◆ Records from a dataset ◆
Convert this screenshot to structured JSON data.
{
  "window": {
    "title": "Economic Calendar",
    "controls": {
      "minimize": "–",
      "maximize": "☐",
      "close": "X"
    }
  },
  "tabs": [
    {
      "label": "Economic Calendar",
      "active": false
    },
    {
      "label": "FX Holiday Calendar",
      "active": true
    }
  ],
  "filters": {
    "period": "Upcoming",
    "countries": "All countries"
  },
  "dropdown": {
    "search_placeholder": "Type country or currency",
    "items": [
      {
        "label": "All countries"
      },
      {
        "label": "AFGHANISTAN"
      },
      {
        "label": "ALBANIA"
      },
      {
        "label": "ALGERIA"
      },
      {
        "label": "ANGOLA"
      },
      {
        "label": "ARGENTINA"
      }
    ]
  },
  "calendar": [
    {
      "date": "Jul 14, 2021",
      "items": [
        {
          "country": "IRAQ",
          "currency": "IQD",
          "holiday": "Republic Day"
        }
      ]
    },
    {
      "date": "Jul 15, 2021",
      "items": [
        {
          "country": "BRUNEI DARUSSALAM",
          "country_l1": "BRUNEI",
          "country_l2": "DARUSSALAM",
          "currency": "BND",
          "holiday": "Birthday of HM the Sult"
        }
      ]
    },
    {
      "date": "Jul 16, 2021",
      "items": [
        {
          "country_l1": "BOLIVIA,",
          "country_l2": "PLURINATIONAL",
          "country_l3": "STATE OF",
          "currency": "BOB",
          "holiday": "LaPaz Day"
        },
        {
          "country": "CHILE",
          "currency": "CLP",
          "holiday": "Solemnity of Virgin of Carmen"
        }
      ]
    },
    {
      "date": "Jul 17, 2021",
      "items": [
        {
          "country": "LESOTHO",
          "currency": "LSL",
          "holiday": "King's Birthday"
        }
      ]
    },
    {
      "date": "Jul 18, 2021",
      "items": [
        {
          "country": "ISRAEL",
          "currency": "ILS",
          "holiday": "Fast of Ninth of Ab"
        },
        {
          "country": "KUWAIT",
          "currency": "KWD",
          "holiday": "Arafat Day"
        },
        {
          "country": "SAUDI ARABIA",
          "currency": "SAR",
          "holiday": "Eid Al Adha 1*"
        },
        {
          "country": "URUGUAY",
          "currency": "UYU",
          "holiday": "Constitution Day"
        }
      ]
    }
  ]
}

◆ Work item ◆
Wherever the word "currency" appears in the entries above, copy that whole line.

◆ Solved problem ◆
    "search_placeholder": "Type country or currency",
          "currency": "IQD",
          "currency": "BND",
          "currency": "BOB",
          "currency": "CLP",
          "currency": "LSL",
          "currency": "ILS",
          "currency": "KWD",
          "currency": "SAR",
          "currency": "UYU",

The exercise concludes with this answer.